ArtsAutosBooksBusinessEducationEntertainmentFamilyFashionFoodGamesGenderHealthHolidaysHomeHubPagesPersonal FinancePetsPoliticsReligionSportsTechnologyTravel
  • »
  • Food and Cooking»
  • World Cuisines»
  • Southeast Asian Cuisine

Easy to Do Filipino Adobo

Updated on November 20, 2017
jhunncab profile image

Jaime considered himself as a self-taught chef in his own right. Perfecting almost any Filipino dish while cooking for his family at home.

Adobo is an all-time favorite Filipino dish and without any doubt the Chicken and Pork combo rules the Adobo Kingdom.

This dish is best paired with steamed white rice or fried rice which compliment each other well.

Chicken and Pork Adobo
Chicken and Pork Adobo

Ingredients for Chicken and Pork Adobo

  • Chicken - 500 grams
  • Pork - 500 grams
  • Soy Sauce - 1/2 cup or Oyster Sauce (if preferred over sugar for sweetness)
  • Vinegar - 1/2 cup
  • Garlic - 3 cloves crushed or more (depending on preferred taste)
  • Bay leaf
  • Salt - 1/2 teaspoon
  • Sugar (optional) 1 tablespoon
  • Crushed Pepper
  • Water - 1 cup
  • Cooking Oil - 2 tablespoons

Preparation of Ingredients and Utensils

To ensure a hearth-warming Adobo that one would surely crave for more, inspect all ingredients carefully. Choose only the freshest ingredients for best results. The fresher the better!

Personally, I prefer to use a properly cleaned meat bought on the same day from thawed frozen products.

Don't forget to check the expiration date on bottled or canned products.

All utensils (pan, ladle, spoon, cup etc.) and specially the cooking area must be clean before use as a health precaution.

Cooking Instructions:

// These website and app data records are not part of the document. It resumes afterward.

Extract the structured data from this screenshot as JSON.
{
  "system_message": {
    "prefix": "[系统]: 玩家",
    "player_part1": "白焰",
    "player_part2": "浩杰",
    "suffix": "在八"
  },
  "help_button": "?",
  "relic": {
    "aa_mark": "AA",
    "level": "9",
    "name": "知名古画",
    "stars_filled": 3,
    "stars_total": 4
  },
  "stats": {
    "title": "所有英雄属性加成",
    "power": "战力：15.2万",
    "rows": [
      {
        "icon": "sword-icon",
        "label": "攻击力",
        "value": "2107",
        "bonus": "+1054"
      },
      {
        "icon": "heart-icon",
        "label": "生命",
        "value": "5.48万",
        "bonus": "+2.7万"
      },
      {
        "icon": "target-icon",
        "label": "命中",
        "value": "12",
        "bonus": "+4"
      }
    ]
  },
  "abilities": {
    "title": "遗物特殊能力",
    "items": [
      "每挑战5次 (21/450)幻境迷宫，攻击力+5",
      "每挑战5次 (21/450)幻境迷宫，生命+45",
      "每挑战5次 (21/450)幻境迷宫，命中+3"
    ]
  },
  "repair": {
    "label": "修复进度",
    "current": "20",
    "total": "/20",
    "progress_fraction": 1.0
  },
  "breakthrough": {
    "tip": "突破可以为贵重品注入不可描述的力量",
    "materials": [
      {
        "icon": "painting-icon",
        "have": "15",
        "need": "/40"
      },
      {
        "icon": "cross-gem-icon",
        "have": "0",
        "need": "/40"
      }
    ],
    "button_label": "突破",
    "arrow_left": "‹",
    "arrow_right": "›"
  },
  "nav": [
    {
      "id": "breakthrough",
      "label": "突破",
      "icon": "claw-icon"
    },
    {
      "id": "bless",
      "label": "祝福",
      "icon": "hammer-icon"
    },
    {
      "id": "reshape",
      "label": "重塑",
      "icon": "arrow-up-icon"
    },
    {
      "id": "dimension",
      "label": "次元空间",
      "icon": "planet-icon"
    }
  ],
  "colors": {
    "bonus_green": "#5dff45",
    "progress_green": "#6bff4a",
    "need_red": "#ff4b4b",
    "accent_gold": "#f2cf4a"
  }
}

The very first step in cooking Adobo is to combine all ingredient in a cooking pan except for the chicken, vinegar and cooking oil (set aside for later use). Bring the mixture to a boil and let it simmer for 30 minutes or until pork is tender. Add water as needed because from my personal experience, frozen meat cooks longer than fresh ones.

Once pork is fork tender, add the chicken and let it simmer for another 5 minutes. Chicken meat is softer and cooks faster than pork, it is why it was added on a later time.

Next, add vinegar and bring dish to a proper boil. Make sure that the vinegar is well cooked because dishes with an uncooked vinegar smells acid-like and has a strong sour taste. You definitely don't want that in your Adobo, right?

How to know if the vinegar is thoroughly cooked.

For those who are just new to cooking, some may find it hard to determine when vinegar is properly cooked in a dish. I'll teach you how. One simple trick I've learned is to smell the food fumes while it simmers. To do this you don't need to put your face directly above the cooking food but with just the use of your hands. Carefully stroke your hand from the evaporating liquid forming the fumes or wave your hands above the pan directing the fumes to your nasal area. From here you can judge whether or not it is still acidic in smell, signifying if the vinegar is already cooked.

Remember: As a safety precaution, never smell fumes by putting your face directly above the cooking pan while cooking. The fumes might be too hot, potentially causing serious burns to your face or neck areas.

After a good smelling comes the second best part, tasting. Taste the sauce and adjust it to your preferred taste. A traditional Adobo has thick sauce with a sweetness to saltiness balanced ratio plus the garlicky pepper taste to it. From here it is up to you to decide if you're going for the dried or sauced Chicken and Pork Adobo.

Dried or Sauced? (Totally depends to your liking.)

Sauced Adobo:

Remove the remaining sauce and put temporarily in a bowl leaving the meat and other solid ingredients like the garlic, bay leaf and pepper in the pan on medium heat. Add cooking oil and fry meat constantly mixing to avoid sticking until meat turns dark brown in color. Add the remaining sauce, scrape the bottom of the pan for stuck residues from frying and properly incorporate this in the sauce (this is where the flavor is) by simmering until sauce is reduced, thick and *broken in low heat. Taste again and adjust to preferred taste before removing from heat.

*Broken means the oil separates from other liquid ingredients.

*If the taste is too salty, you can add water and simmer again until reaching the desired taste.

Dried Adobo:

Simmer until liquid sauce is totally reduced and absorbed by the meat. Use low heat once cooking oil is added Constantly mix to avoid burning the sauce and for meat to cook evenly. You can add a teaspoon of soy sauce to revive the color then fry to a dry until meat is brownish or until the oil acts as the sauce of the dish.

Whether dry or sauced, both are best served with rice and enjoyed with family and friends.

Treat yourself to a Filipino gastronomic delight, try these other popular types of Adobo.

© 2017 Jaime Cabotaje Jr


    0 of 8192 characters used
    Post Comment

    No comments yet.